The Emerging Technology Demonstration Program would invite technology companies to submit proposals for their products that would be evaluated by Palo Alto Utilities and potentially tested by city residents.
Debra Lloyd, a senior resource planner with Palo Alto Utilities, said the department currently runs a similar, informal research development and demonstration program that is funded through public benefits charges that the department collects on gas and electric use. The budget is about $50,000, and proposals are looked at depending on who in the department has time to do it.
The new program, however, would bring that funding level up to $200,000 and formalize a process on how inquiries from companies are processed. According to Lloyd, the additional money would come out of the funds for the current fiscal year.
The first step in the new program is putting together a controlled method for how project ideas are submitted.

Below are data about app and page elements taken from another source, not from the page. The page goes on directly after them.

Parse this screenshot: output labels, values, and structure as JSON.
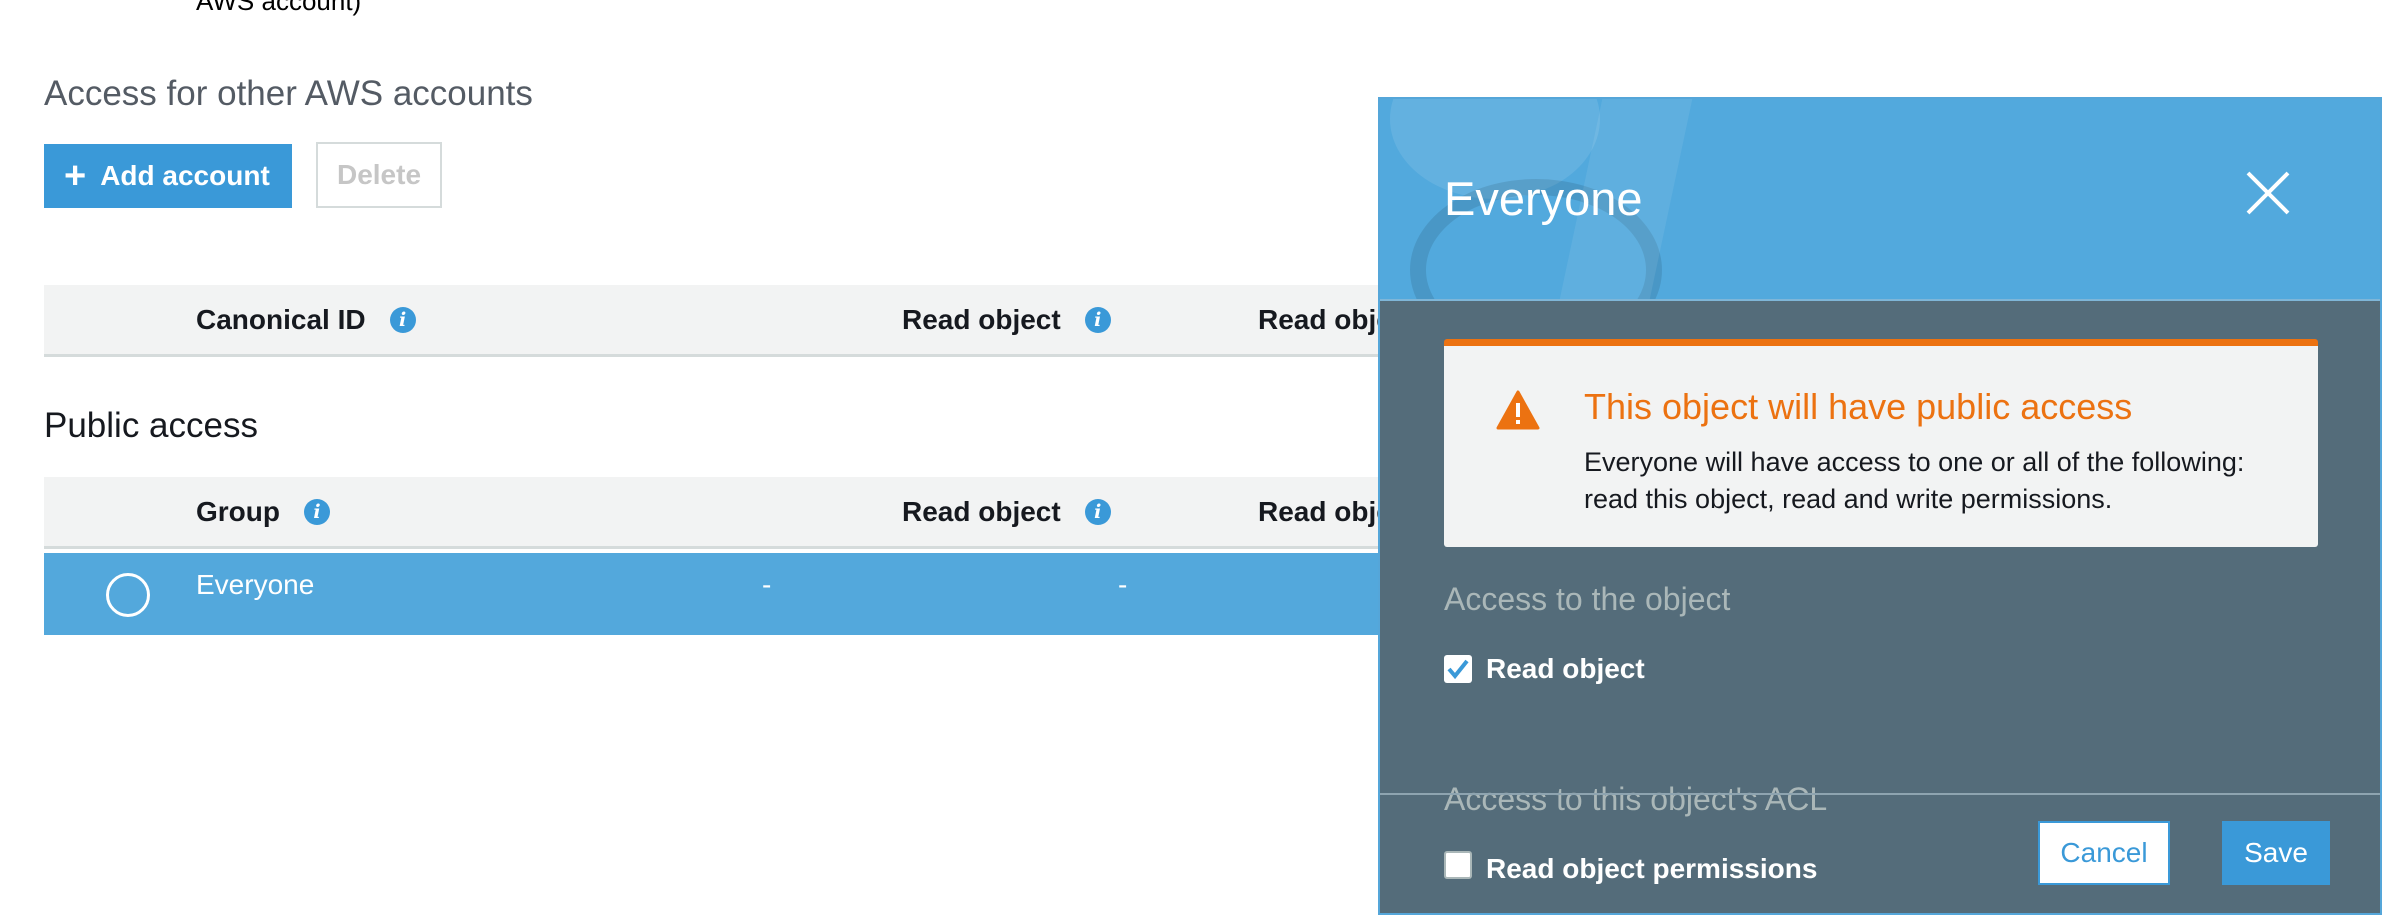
{
  "background": {
    "top_cut_text": "AWS account)",
    "other_accounts": {
      "title": "Access for other AWS accounts",
      "add_button": "Add account",
      "delete_button": "Delete",
      "columns": [
        "Canonical ID",
        "Read object",
        "Read object permis"
      ]
    },
    "public_access": {
      "title": "Public access",
      "columns": [
        "Group",
        "Read object",
        "Read object permis"
      ],
      "rows": [
        {
          "name": "Everyone",
          "read_object": "-",
          "read_permissions": "-",
          "selected": true
        }
      ]
    }
  },
  "modal": {
    "title": "Everyone",
    "alert": {
      "title": "This object will have public access",
      "body": "Everyone will have access to one or all of the following: read this object, read and write permissions."
    },
    "object_section": {
      "label": "Access to the object",
      "options": [
        {
          "label": "Read object",
          "checked": true
        }
      ]
    },
    "acl_section": {
      "label": "Access to this object's ACL",
      "options": [
        {
          "label": "Read object permissions",
          "checked": false
        }
      ]
    },
    "cancel_button": "Cancel",
    "save_button": "Save"
  },
  "colors": {
    "accent": "#3a99d8",
    "selected_row": "#53a8dc",
    "warning": "#ec7211",
    "modal_body": "#546c7a"
  },
  "icons": [
    "plus-icon",
    "info-icon",
    "radio-button",
    "close-icon",
    "warning-icon",
    "checkbox"
  ]
}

“We’ll be working on developing an online application form to structure the proposals that are coming in,” Lloyd explained. “On a quarterly basis, we’ll put together an evaluation team to look through those and pick some projects that we will potentially partner on.”
Lloyd said technology that improves the efficiency of processes and ideas that focus on energy efficiency and water conservation are the types of projects that Palo Alto Utilities is looking for as a part of the program.
She added that part of the criteria that’s used to evaluate a project is its applicability to the utility and customers, beneficial features and market potential, measurable local environmental benefits and process improvement.
“We’ll be looking for innovative programs — things that show potential to add value to the utility and its customers,” Lloyd said.
In the meantime, utilities personnel in Palo Alto are already busy with a variety of energy-efficient projects. According to the Palo Alto Weekly, officials have teamed with Stanford experts and private entities to work on a few things, including a program that gives commercial customers real-time data about energy use.
The Palo Alto City Council’s Policy and Services Committee unanimously approved the program on Nov. 29, but the entire council must also sign-off on it. Lloyd said the utilities department is trying to get the program on the council’s agenda for Dec. 19, but if not, it would be discussed in January 2012.
If it goes forward, Lloyd estimated getting the Emerging Technology Demonstration Program online early next year.
“We had been hoping to get the program rolling out in February, but that may be a little optimistic at this point,” Lloyd said. “But given that the first phase of the program is setting up that application form, we’re hoping [to start] not too long after the first quarter of 2012.”